Cambio recently acquired Oak Capital Corp., an Encino syndicator that Muth said was unable to stay in business. Muth said he also has been involved in negotiations to buy three other real estate syndication companies that were up for sale.
Art Birtcher, general partner in Birtcher, a major Laguna Niguel-based real estate development and investment firm, said that his company recently took over the general partner role in an investment in a large San Diego office complex at the request of the limited partners in a troubled syndication. He said Birtcher has received “dozens” of similar requests that it is deciding whether to oblige.
In a much larger transfer of syndication management, Santa Ana-based Butterfield Savings & Loan, which was declared insolvent and taken over by federal regulators last year, recently sold about 40 of its real estate syndications to Property Management Services Inc., a Vancouver, Wash., real estate firm.
Butterfield, in addition to being the syndicator, also loaned money to its syndicates to finance their real estate deals--many of which are in trouble. Before selling the syndicates to PMS, Butterfield took advantage of lower interest rates to refinance the loans and made a number of other loan concessions on the properties to prevent them from going to foreclosure.
But not all existing real estate syndication deals can be reorganized to make financial sense in the current economy and under the new tax laws.
Some syndicators blame their problems on geography. One Orange County syndicator who has lost one Houston apartment building to foreclosure and has another in a bankruptcy proceeding recalled that when he bought those properties in 1982, Houston “was the fastest-growing metropolitan area in the country and was projected to remain that way through 1990.” But by 1984, dropping oil prices had sent Houston property values into a tailspin.
Irvine-based McCombs Securities Co., which has more than a third of its syndicated properties in oil states, has stopped making new deals and has hired a national property management firm to handle its buildings.

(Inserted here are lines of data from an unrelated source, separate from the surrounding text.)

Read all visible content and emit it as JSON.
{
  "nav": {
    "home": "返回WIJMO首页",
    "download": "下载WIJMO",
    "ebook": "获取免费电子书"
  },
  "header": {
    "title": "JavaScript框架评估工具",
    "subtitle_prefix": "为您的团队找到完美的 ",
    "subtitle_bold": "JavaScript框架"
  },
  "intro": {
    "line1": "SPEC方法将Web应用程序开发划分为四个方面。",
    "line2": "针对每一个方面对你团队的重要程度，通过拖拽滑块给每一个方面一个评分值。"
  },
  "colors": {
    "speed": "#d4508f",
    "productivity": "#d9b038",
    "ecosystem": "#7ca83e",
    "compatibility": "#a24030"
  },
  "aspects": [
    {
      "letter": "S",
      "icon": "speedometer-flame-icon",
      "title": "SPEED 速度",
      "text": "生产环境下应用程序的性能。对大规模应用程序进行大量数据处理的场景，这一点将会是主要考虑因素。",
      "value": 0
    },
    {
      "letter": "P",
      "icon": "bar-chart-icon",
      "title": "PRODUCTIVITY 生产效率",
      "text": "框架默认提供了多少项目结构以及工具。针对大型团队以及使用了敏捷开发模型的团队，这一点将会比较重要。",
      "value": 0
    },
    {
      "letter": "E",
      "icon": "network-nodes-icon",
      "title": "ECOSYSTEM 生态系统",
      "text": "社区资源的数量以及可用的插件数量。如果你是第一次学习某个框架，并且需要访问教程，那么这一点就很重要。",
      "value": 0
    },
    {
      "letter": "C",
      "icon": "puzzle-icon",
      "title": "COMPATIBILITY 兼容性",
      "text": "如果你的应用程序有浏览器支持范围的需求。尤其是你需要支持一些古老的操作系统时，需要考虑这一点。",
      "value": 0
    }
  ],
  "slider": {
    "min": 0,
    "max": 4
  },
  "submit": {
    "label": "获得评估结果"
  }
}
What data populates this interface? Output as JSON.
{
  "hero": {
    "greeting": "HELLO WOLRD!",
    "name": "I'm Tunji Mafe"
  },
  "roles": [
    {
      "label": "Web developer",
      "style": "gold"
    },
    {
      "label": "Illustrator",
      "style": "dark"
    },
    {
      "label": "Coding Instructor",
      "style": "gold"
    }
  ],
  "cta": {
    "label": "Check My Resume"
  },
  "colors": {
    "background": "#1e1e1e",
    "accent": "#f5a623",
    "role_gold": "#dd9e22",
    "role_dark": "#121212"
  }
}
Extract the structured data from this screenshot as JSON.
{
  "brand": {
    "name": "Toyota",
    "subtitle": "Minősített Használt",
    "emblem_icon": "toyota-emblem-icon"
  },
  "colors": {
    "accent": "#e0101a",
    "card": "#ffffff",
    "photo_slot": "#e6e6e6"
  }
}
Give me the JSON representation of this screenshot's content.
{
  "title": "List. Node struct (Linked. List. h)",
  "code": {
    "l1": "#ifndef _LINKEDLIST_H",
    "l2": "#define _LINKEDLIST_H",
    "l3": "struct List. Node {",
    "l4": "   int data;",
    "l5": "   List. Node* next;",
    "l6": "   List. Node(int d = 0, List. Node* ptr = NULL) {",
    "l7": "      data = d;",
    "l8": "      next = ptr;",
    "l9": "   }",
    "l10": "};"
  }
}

The traumatic experience of some syndicators in “oil belt” states has whetted their appetite for properties in Southern California, including Orange County, where syndication activity in recent years has been slowed by high real estate prices.
“A lot of people in Orange County really got burned in Texas,” said RESSI’s Matsen. He said he has heard numerous local syndicators vow that from now on they will be investing closer to home.
Several investment counselors said they are still highly recommending real estate to their clients. Ron King, senior vice president and national marketing director of Tustin-based Titan Capital Corp. said that “real estate is still the No. 1 investment,” even though his customers are showing an increasing interest in municipal bonds, mutual funds and insurance.
Once investors have sorted out the new rules, many are expected to resume their love affair with real estate, especially in Orange County--where many fortunes have been made because of skyrocketing property values.
There are stories like that of Wilma Burley of Long Beach who, with her husband, bought a house in Laguna Beach in 1957. Every three years from then on they bought additional real estate, frequently in syndications. As a result of rising property values, Burley, who was trained as a home economist, said that she and her husband, an engineer, became millionaires by the time they turned 40.
Burley said that although the tax changes will greatly reduce the couple’s real estate profits, she isn’t giving up what’s been mostly a very good thing. With real estate, she said, “We have had very, very few failures. And I can’t say that for the stock market.”